▶ **TASK DETAILS**
Which lines have the string "Transmit"? Copy all of them from the entries below.

= = =

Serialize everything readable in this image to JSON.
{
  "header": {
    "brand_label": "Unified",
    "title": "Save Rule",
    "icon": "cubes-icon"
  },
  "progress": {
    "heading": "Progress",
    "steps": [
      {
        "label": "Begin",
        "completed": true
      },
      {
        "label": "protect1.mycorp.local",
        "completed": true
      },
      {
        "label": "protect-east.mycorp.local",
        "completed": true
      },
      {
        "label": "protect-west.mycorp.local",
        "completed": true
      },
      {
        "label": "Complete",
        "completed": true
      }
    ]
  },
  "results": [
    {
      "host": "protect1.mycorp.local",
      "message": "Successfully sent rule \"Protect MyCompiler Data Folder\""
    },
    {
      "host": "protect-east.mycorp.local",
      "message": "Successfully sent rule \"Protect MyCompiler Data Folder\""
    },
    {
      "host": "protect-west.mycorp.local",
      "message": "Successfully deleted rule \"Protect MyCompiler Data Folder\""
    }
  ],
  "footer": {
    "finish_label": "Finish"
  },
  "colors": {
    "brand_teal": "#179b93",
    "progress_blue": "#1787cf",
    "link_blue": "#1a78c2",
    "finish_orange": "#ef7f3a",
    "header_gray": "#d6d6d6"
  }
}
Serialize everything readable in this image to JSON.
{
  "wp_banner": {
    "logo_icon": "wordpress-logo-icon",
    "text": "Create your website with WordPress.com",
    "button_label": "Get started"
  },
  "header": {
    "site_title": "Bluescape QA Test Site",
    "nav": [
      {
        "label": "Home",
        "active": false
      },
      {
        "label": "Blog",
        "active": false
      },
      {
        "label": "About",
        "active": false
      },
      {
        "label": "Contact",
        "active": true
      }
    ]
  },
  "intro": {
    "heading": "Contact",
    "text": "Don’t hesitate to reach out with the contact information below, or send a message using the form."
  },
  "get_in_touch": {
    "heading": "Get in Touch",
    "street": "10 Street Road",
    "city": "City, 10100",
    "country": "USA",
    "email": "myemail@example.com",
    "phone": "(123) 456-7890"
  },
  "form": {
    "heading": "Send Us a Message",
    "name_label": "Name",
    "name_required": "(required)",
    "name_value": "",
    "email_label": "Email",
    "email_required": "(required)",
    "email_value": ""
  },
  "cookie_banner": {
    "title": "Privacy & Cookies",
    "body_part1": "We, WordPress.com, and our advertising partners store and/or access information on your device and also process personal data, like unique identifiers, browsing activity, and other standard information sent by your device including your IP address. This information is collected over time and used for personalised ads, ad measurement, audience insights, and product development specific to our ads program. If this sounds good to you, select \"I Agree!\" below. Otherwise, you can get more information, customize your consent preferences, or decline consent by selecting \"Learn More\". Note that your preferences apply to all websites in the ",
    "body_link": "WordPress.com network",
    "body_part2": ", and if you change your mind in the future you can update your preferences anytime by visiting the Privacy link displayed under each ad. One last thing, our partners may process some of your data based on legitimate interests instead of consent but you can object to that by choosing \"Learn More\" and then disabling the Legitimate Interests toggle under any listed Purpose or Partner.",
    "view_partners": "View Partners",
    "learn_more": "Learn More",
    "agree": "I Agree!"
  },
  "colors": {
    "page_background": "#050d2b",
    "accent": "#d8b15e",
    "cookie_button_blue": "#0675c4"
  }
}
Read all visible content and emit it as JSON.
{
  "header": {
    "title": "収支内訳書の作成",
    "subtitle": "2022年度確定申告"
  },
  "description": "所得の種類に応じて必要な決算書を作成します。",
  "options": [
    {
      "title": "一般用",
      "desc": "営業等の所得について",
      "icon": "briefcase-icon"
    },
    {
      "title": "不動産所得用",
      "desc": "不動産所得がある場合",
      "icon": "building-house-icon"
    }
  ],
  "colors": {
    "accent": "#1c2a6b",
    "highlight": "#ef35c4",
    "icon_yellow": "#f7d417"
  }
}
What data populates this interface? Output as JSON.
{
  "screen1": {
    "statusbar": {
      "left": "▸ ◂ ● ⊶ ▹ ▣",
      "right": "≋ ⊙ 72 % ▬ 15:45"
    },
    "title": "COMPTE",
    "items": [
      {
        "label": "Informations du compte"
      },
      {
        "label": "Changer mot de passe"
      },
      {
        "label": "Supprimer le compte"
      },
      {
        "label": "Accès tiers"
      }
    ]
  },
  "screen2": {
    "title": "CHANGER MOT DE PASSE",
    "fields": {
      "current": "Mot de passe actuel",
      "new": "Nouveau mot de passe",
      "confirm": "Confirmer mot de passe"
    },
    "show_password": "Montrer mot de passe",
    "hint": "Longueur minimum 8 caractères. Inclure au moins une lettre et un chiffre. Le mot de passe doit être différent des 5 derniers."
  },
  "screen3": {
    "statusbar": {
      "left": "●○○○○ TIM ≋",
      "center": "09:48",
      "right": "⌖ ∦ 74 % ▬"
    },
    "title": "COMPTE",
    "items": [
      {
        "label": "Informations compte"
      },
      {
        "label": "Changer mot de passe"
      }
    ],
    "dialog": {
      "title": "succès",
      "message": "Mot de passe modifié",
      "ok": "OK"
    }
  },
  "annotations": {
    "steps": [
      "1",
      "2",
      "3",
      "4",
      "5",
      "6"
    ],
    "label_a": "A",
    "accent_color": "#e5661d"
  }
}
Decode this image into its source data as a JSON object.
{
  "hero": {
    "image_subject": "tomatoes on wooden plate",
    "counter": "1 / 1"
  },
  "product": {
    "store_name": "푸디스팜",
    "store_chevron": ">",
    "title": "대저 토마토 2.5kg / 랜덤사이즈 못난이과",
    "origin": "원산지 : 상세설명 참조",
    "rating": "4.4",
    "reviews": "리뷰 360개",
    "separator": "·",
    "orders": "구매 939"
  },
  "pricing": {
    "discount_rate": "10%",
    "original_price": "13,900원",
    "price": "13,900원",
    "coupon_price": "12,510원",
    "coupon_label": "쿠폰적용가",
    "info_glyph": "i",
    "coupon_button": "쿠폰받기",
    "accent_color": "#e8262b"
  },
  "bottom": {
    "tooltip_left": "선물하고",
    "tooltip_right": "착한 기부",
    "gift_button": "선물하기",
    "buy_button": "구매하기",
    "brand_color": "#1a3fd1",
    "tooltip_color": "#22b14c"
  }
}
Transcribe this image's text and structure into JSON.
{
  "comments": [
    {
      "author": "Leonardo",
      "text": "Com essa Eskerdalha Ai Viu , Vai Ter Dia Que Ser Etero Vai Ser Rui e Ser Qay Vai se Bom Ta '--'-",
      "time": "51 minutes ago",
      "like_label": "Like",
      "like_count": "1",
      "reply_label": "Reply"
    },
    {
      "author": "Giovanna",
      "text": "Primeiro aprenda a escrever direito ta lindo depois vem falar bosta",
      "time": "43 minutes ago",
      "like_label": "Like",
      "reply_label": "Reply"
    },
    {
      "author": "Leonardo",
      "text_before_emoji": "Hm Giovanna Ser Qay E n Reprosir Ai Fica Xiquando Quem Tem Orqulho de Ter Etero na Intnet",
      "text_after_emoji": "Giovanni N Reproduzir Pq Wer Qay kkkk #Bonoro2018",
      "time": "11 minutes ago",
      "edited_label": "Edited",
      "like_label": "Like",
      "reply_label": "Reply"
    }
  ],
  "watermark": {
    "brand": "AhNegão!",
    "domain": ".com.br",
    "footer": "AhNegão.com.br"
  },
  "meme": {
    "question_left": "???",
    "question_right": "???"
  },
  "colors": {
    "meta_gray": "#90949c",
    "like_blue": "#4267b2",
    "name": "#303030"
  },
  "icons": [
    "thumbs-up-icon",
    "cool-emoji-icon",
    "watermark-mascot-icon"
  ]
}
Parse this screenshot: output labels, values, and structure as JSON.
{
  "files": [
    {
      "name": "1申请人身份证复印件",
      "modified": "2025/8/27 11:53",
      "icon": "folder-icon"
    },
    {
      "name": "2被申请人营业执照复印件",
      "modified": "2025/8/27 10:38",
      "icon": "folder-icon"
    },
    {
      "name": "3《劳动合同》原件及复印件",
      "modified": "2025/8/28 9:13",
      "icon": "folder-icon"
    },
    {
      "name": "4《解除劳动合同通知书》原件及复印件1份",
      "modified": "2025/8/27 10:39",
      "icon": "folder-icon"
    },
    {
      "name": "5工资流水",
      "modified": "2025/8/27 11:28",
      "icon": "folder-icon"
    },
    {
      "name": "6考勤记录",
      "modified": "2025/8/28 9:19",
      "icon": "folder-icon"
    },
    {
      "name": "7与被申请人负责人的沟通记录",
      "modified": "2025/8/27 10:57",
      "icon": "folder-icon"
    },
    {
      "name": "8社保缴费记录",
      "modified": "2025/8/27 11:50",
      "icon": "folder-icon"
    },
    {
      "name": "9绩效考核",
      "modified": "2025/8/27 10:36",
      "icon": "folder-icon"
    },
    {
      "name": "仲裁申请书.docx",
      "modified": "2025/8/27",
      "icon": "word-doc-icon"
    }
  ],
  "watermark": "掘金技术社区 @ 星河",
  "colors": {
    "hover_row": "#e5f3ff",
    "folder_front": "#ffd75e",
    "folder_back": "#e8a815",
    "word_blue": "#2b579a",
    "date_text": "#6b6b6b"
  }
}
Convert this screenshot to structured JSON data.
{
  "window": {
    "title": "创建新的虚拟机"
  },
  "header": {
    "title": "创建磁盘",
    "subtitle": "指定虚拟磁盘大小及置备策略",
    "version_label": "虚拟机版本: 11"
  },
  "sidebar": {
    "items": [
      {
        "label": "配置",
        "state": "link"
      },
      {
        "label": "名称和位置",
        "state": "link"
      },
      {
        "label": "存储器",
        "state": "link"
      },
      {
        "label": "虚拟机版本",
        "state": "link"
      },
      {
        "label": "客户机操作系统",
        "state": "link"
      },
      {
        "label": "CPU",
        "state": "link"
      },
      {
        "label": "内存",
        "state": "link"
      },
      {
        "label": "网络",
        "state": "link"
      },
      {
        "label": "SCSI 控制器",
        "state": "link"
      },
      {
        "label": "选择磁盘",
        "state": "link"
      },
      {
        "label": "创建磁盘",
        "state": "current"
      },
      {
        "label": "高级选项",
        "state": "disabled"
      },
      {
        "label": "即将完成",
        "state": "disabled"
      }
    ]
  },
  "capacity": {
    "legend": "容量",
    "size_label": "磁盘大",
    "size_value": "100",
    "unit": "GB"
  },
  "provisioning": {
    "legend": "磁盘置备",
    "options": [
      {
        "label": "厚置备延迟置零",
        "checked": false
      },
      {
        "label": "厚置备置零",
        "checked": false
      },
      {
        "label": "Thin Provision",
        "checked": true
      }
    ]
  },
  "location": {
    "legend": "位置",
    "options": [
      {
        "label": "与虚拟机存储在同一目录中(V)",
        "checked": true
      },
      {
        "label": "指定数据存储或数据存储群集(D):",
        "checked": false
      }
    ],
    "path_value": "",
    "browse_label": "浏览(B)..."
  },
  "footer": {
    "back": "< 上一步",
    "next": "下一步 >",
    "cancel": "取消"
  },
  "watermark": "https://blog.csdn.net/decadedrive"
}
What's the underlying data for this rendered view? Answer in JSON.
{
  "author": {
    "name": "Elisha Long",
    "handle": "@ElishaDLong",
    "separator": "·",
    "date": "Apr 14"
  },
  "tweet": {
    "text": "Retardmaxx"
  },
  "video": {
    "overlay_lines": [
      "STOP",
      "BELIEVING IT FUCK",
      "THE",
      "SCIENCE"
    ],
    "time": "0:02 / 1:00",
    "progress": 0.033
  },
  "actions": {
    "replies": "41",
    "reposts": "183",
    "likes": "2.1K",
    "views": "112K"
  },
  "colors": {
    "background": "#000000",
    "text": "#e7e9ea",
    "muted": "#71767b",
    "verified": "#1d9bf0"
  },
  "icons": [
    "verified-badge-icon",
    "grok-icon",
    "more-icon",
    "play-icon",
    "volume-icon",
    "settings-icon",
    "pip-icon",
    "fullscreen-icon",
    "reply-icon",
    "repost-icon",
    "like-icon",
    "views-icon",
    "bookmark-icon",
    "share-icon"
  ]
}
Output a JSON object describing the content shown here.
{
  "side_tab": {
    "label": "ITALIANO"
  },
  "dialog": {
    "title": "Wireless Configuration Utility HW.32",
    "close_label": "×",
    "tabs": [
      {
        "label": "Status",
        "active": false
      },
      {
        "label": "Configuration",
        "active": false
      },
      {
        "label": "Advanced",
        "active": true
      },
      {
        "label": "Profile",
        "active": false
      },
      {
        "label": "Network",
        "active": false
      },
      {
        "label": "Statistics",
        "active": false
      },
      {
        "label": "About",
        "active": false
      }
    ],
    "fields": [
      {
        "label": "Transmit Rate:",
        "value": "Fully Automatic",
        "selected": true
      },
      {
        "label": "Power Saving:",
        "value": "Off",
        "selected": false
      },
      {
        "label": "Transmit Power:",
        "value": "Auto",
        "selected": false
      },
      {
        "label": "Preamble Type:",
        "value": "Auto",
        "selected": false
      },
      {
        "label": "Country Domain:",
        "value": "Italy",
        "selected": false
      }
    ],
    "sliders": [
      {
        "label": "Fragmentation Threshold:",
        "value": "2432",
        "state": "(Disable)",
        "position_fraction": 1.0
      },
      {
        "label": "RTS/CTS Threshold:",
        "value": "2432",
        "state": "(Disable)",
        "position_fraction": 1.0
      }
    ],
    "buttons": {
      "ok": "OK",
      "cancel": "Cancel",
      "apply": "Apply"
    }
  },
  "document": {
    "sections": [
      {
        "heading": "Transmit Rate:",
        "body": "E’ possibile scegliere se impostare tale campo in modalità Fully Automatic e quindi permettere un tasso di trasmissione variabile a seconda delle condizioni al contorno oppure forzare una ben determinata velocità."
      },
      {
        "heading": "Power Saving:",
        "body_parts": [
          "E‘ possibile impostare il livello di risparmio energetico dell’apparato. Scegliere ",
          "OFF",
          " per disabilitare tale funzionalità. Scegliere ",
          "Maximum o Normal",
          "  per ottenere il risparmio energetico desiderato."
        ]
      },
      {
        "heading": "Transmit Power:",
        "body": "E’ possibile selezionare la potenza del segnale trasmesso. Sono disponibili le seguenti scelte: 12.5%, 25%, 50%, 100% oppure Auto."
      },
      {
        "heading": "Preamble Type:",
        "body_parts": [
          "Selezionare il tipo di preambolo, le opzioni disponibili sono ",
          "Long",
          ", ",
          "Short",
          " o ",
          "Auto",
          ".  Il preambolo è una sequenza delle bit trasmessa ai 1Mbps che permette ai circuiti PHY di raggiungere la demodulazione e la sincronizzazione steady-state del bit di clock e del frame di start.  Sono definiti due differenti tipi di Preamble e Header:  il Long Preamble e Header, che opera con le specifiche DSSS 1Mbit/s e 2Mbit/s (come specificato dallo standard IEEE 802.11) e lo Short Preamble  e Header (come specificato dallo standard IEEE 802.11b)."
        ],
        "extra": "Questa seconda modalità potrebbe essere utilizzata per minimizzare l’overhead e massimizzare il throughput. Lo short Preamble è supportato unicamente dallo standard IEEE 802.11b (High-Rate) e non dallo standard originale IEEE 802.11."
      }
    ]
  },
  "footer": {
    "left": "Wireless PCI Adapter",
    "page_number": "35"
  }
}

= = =

▶ **COMPLETED EXERCISE**
        "label": "Transmit Rate:",
        "label": "Transmit Power:",
        "heading": "Transmit Rate:",
        "heading": "Transmit Power:",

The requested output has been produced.